[Records contained in a dataset]

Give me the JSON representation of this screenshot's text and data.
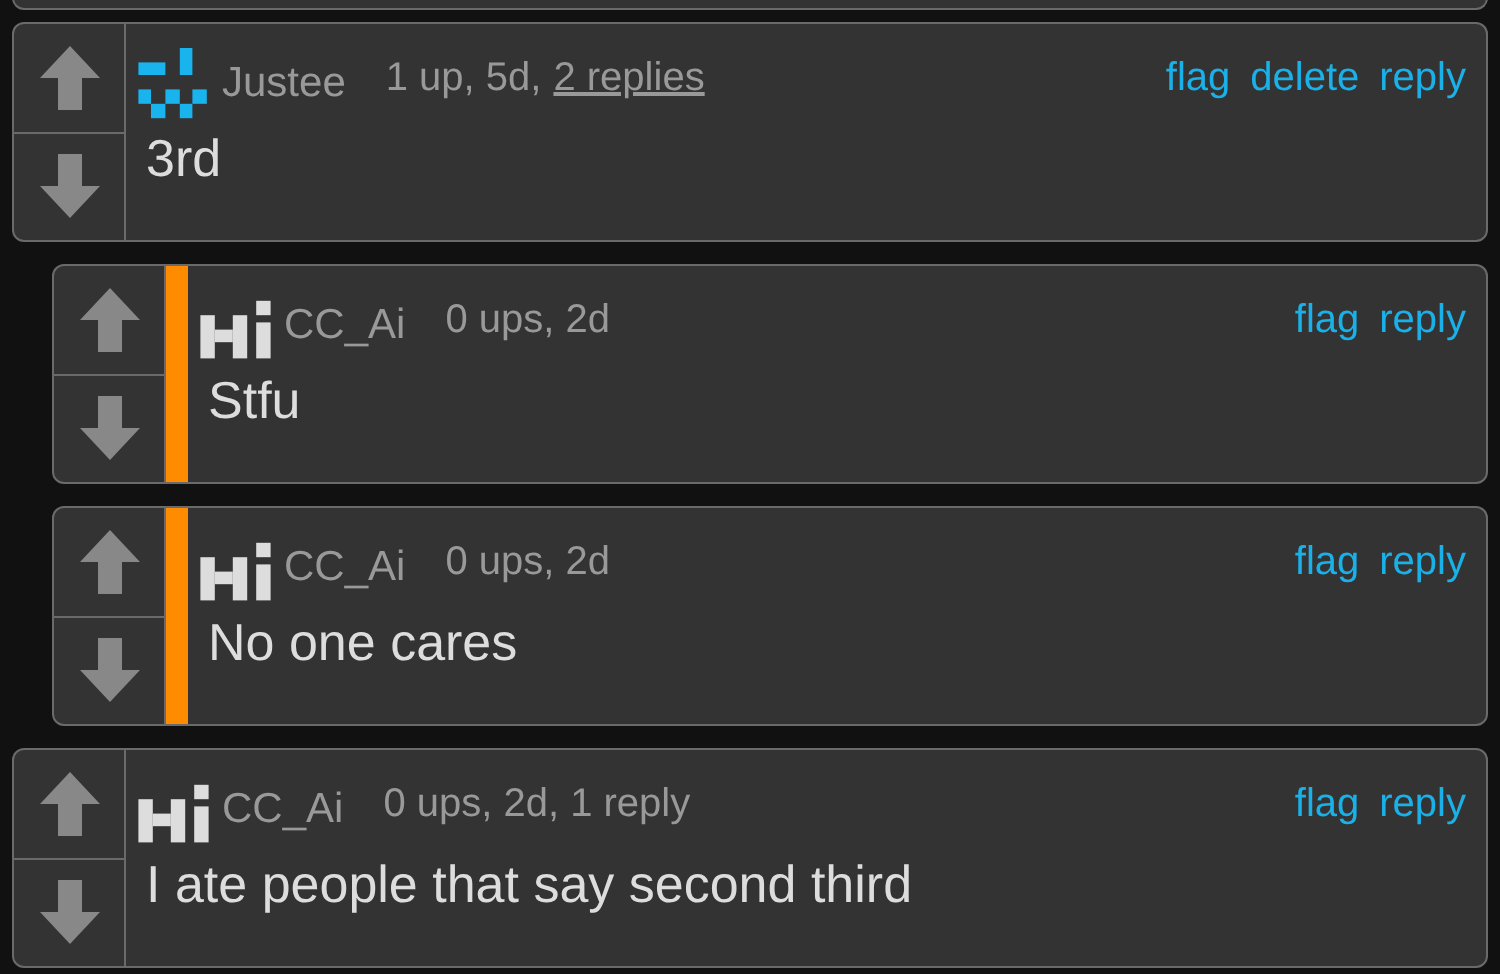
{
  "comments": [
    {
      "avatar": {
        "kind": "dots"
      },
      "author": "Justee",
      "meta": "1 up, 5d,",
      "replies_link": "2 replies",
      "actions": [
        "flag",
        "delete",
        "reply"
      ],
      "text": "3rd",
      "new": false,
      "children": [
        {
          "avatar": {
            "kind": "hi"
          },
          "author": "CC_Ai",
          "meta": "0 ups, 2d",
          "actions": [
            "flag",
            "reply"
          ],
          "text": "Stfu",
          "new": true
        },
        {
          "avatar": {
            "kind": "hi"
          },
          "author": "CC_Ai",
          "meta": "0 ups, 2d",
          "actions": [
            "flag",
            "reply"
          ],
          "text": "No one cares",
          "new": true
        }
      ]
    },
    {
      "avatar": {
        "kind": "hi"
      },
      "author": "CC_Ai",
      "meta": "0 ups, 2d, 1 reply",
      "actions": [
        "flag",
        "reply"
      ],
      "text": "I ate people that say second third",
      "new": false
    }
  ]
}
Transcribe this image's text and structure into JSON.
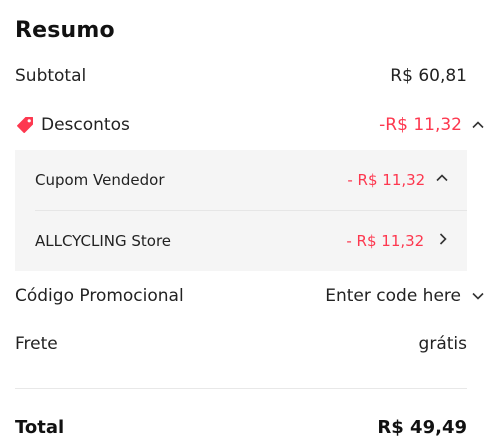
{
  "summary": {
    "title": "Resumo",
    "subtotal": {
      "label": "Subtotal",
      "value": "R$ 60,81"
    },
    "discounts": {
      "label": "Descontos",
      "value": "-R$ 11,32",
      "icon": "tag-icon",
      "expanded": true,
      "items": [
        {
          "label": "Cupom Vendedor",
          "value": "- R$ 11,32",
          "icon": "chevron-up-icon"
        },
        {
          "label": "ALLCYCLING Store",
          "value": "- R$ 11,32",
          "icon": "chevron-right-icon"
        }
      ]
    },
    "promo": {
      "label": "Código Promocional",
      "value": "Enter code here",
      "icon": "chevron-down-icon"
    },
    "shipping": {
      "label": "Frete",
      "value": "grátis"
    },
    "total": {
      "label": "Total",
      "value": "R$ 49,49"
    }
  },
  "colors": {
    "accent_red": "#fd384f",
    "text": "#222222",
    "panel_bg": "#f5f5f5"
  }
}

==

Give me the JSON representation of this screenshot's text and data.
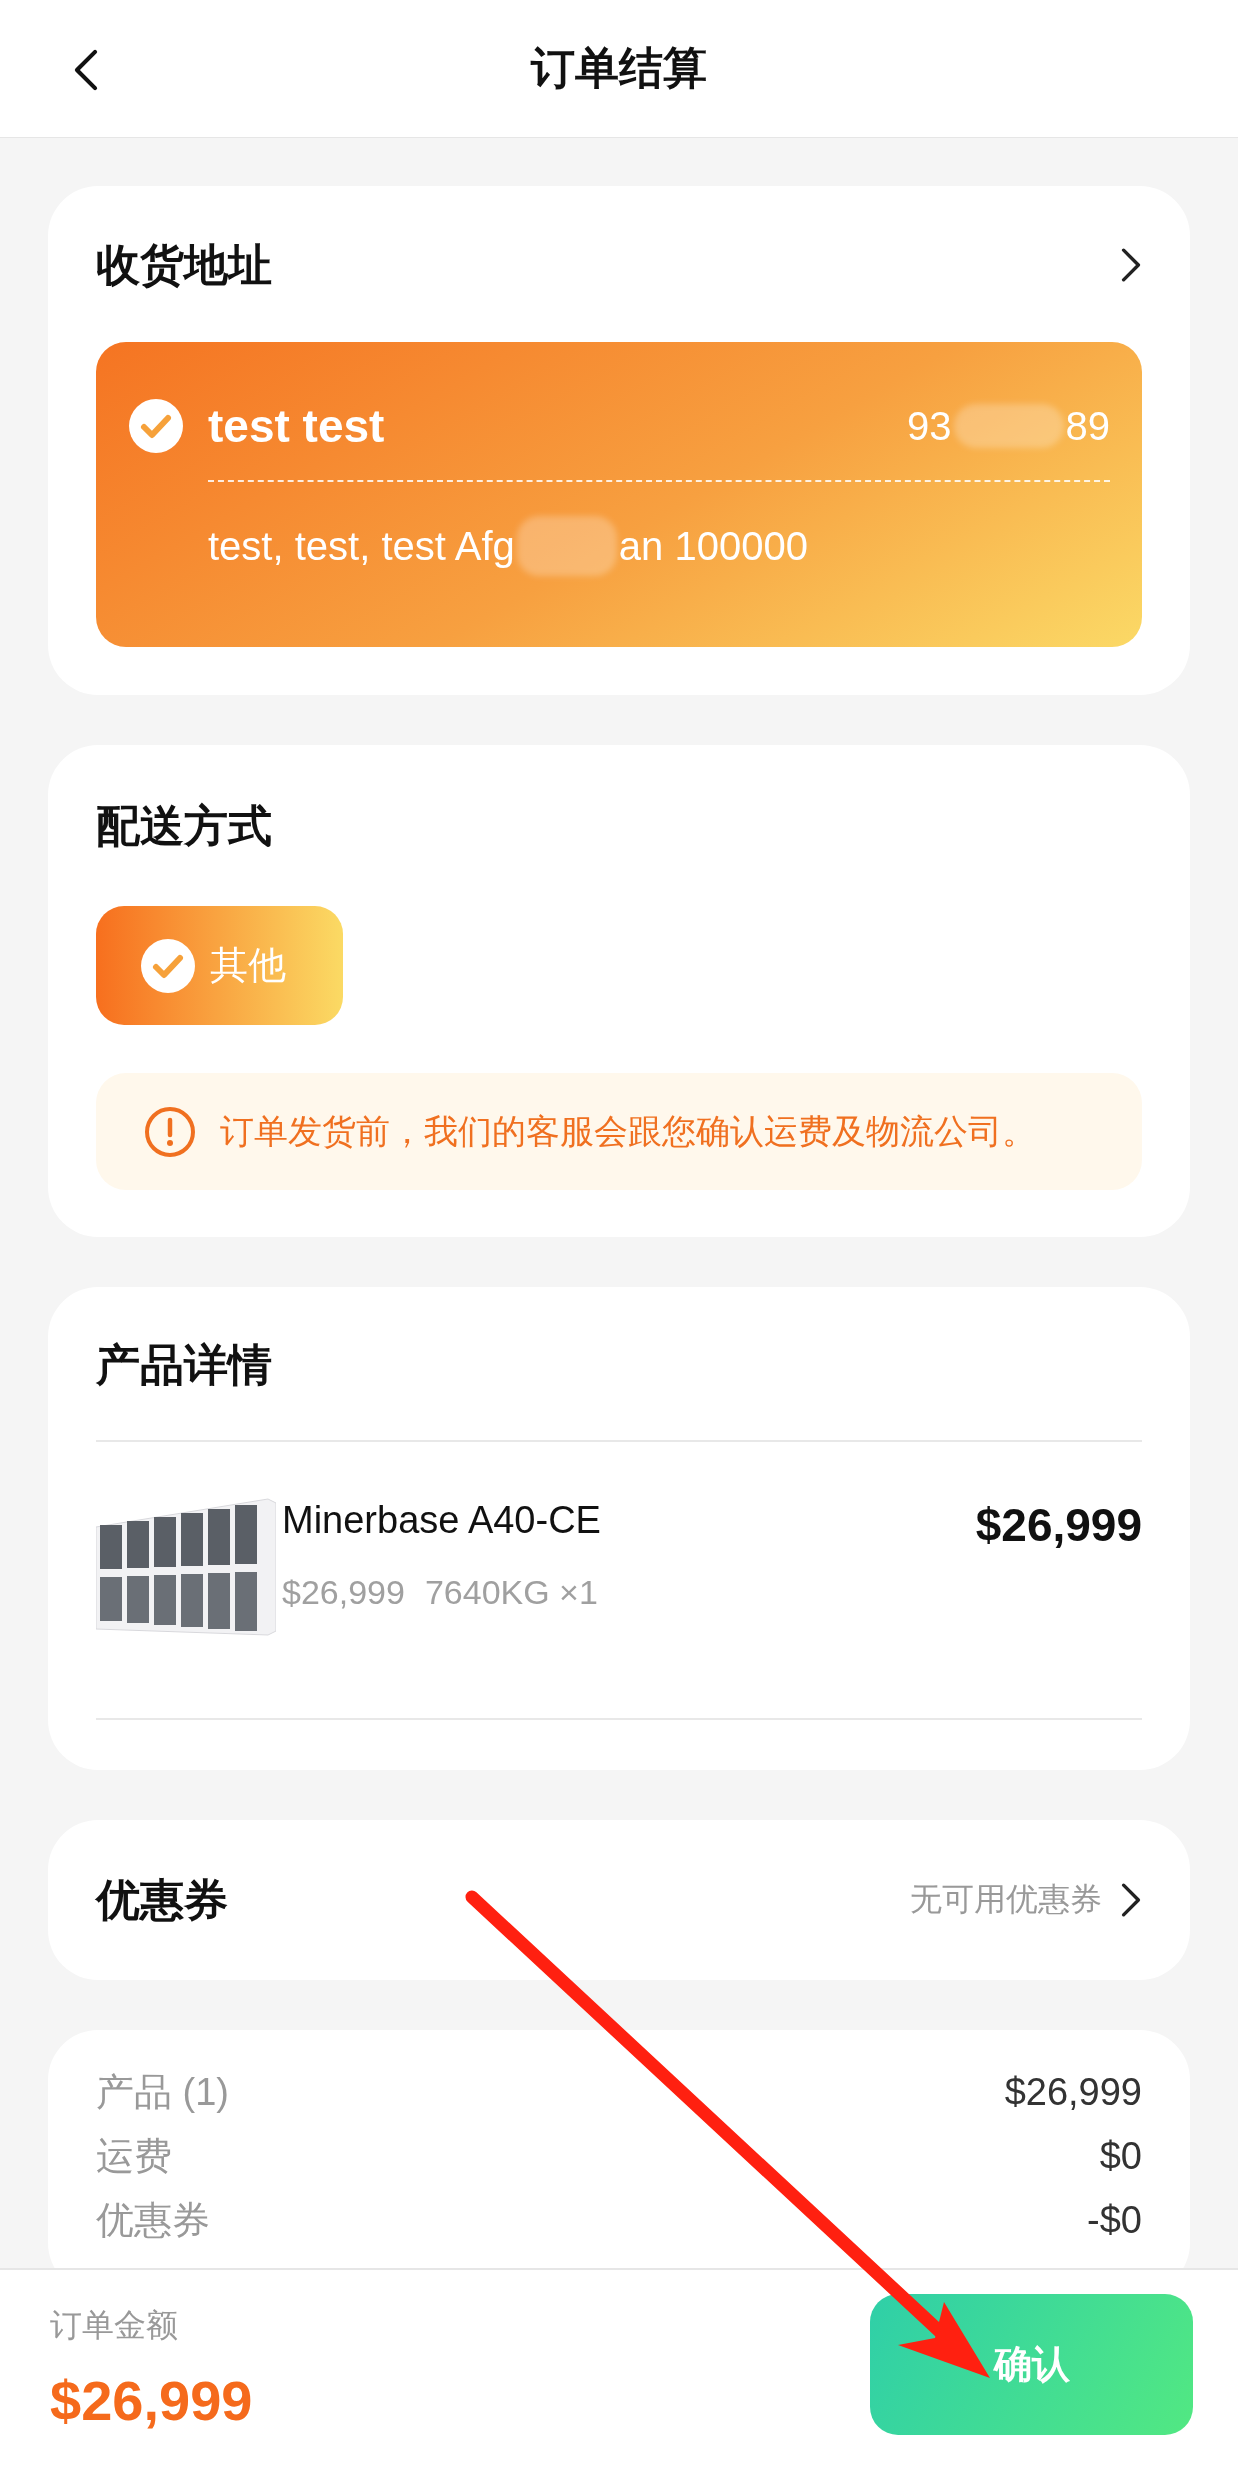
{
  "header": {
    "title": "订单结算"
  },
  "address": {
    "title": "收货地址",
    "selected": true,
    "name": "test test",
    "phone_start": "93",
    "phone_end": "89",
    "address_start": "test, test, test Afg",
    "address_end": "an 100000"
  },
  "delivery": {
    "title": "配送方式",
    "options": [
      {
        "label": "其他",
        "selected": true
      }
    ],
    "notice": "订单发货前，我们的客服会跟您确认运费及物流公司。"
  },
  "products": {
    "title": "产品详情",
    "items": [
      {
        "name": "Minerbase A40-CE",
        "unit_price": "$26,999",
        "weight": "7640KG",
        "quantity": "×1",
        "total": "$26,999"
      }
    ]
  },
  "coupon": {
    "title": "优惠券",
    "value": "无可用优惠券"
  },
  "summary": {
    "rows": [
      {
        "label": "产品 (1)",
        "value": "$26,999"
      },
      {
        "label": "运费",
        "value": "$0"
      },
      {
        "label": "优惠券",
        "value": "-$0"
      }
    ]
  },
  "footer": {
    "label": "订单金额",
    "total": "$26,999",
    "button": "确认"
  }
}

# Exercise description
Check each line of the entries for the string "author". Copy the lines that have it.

# Task solution
      "author": "Justee",
          "author": "CC_Ai",
          "author": "CC_Ai",
      "author": "CC_Ai",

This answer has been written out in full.